Our house is down the road from a lake.  Our road runs along that lake and over a small river.  Two dams are located underneath the road where it crosses the lake/river, and those dams were failing.  The hurricane had dropped so much rain on our area that all of the lakes, streams, ponds and rivers were overflowing and flooding the area.  Our house, along with all of the other houses near the lake, was surrounded by water.  Our driveway had become a free flowing river, and our backyard was submerged as the flood waters rushed through the yards on the way to another stream located near the back of our property.


Obviously, the road was closed and the State Police, the County Office of Emergency Management, the local police department and even the National Guard converged on our road.  They worked feverishly to try and secure the road and minimize the damage caused by the rushing flood waters.  A portion of the road collapsed, basements and yards filled with water, and we were all advised to move our cars down the road to a safe location should we need to evacuate.  Not long after, the State Police informed residents of 8 of the 9 houses that they indeed needed to evacuate; a couple of lakes north of us were also flooding and could really cause problems for us and our lake.  The owners of one house did not need to evacuate because they were higher than the others.  That was our house, so we were thankful that we did not have to leave.   So, despite the flood waters surrounding two sides of our house, the water only reached halfway into our garage and never made it to the basement.
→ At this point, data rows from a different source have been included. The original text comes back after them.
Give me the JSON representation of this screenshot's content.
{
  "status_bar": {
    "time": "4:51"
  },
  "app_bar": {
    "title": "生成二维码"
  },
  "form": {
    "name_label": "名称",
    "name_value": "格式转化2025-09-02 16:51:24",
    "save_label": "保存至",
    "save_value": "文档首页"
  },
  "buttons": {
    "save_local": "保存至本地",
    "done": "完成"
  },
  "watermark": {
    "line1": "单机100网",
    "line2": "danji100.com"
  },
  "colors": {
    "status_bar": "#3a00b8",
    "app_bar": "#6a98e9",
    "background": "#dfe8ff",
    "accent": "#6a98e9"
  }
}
We are so thankful that we escaped the storms without any damage to person or property, while others were not so fortunate.  We thought we had adequately prepared for the hurricane, but the floods caught us by surprise.

Life is often like that, catching us by surprise.  We prepare as best as we can, or so we think, for anything that might be thrown at us.  Unfortunately, we don’t always do enough, mainly because we don’t know what we should do.  These days, so many people have been caught off guard from an economic standpoint that they are still suffering.  That “good” job that they had, that was supposed to take care of them and provide for them financially, no longer exists.  And, having been told only one way to prepare for life, they spend many fruitless days, weeks and even months trying to find another “good” job that can just as easily be eliminated should the financial strength of the company be compromised.  Relying on someone else to provide your financial security is a recipe for disaster.  Everyone needs a Plan B, because it often will become Plan A out of necessity.  Network marketing is, in my opinion, the easiest and most effective way to develop a Plan B that has the potential to become your Plan A, either out of necessity or by choice.
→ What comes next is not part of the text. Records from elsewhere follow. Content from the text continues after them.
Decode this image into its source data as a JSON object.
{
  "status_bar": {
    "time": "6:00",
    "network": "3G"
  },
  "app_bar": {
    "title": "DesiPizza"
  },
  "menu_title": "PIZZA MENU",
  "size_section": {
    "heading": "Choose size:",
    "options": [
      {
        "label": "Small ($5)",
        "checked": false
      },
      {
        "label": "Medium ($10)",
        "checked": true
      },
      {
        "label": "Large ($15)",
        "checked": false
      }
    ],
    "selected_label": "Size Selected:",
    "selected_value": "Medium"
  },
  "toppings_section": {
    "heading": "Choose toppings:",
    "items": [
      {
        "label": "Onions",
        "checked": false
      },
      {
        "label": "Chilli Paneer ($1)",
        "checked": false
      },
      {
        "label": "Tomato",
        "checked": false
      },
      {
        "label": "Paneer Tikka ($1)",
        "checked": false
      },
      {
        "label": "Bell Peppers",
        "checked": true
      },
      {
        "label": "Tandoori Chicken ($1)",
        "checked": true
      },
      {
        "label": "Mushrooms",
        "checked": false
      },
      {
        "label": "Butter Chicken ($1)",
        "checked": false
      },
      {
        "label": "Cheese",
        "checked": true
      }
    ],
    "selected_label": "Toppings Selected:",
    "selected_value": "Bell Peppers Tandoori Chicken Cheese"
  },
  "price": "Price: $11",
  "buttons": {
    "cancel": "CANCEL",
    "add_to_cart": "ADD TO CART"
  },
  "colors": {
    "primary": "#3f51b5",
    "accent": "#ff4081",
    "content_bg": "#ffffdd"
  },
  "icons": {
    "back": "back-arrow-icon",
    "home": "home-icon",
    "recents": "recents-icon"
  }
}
Numis Network is our choice for our Plan B, and we are working on making it our Plan A in the very near future.  Do you have a Plan B, or are you content to rely on someone else to take care of you and your family?  The flood waters are coming.

– Mark

For more information on Numis Network, and why many in the industry consider it the best way to make money in today’s economy, click here.